YOUR OBJECTIVE:
Filter the entries that follow, copying every line in which the word "icon" appears.

DATASET:
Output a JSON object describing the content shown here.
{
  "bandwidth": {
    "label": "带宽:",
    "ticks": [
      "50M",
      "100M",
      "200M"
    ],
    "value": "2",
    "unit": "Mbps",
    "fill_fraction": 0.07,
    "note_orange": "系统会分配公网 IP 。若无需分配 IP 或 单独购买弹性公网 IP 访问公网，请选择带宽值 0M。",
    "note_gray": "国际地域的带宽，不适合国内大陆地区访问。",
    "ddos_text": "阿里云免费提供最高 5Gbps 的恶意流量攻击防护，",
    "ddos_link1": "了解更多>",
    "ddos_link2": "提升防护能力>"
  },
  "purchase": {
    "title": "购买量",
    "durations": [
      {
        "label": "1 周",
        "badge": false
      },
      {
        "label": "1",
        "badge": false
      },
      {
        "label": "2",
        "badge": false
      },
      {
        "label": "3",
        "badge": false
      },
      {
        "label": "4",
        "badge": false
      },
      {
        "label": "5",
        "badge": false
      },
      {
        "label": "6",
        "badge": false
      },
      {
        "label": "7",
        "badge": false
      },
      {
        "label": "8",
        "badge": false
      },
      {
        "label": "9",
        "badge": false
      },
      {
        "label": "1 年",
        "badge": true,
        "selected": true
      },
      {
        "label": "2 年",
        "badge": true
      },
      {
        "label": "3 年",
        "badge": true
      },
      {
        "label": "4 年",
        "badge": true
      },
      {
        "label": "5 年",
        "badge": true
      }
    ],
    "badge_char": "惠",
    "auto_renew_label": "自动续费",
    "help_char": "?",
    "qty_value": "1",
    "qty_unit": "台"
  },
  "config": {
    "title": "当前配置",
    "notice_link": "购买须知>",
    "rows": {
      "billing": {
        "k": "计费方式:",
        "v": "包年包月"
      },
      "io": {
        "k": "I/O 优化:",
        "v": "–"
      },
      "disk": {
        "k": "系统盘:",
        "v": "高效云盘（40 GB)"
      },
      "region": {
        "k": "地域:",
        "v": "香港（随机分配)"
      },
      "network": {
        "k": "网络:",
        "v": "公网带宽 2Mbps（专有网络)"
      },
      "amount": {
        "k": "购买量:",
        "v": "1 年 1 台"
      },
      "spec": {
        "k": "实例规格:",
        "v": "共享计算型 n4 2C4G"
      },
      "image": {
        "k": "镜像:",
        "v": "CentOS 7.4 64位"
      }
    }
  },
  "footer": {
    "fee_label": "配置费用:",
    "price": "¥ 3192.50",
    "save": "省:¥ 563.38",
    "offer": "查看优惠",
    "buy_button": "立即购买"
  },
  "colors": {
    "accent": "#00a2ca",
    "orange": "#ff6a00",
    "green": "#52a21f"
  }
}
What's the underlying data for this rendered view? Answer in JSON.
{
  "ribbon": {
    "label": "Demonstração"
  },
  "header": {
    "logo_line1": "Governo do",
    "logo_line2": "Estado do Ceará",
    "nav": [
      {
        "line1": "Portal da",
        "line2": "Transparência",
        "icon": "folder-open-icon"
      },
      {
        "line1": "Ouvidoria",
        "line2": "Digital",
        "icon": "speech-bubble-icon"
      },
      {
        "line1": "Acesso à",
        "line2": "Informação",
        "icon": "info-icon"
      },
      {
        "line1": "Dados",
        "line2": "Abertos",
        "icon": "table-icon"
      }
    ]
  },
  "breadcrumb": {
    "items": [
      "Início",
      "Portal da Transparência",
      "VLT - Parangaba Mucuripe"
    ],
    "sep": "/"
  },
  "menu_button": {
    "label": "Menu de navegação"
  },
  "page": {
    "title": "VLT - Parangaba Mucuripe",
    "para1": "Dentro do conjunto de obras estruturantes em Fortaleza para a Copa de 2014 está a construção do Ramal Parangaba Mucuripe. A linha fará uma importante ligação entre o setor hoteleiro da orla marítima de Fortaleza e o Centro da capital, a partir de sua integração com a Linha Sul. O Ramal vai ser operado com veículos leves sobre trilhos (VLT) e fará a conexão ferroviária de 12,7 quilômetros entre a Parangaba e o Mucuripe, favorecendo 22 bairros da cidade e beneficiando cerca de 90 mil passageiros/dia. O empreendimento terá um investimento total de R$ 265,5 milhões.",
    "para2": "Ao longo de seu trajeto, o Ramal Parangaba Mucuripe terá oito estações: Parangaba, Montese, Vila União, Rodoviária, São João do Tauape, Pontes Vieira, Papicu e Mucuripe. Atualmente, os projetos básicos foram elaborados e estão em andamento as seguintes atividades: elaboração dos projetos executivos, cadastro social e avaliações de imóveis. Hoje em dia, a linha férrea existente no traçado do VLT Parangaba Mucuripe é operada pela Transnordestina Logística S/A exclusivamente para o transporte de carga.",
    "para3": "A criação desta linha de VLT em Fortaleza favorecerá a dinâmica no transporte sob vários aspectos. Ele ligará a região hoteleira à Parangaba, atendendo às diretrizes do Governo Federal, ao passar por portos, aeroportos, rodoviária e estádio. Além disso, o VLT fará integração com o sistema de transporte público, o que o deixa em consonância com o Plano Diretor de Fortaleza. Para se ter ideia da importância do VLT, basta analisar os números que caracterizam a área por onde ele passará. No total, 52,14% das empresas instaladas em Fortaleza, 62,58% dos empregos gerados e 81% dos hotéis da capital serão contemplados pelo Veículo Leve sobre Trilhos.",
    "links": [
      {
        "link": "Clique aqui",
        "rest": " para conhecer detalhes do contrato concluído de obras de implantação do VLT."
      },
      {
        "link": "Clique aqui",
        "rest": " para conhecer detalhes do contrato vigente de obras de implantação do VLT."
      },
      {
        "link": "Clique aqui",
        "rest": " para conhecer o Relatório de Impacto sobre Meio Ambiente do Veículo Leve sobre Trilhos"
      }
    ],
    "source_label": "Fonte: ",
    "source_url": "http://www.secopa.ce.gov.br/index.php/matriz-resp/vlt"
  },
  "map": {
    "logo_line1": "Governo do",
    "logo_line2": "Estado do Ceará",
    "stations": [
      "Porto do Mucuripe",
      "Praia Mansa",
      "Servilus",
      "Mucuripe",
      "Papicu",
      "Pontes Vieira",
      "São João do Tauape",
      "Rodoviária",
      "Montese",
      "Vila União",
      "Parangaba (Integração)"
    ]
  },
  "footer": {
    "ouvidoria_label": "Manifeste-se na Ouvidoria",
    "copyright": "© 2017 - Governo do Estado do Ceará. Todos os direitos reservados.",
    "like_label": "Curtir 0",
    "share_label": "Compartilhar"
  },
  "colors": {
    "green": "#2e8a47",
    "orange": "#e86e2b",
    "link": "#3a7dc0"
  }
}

FINISHED EXERCISE:
        "icon": "folder-open-icon"
        "icon": "speech-bubble-icon"
        "icon": "info-icon"
        "icon": "table-icon"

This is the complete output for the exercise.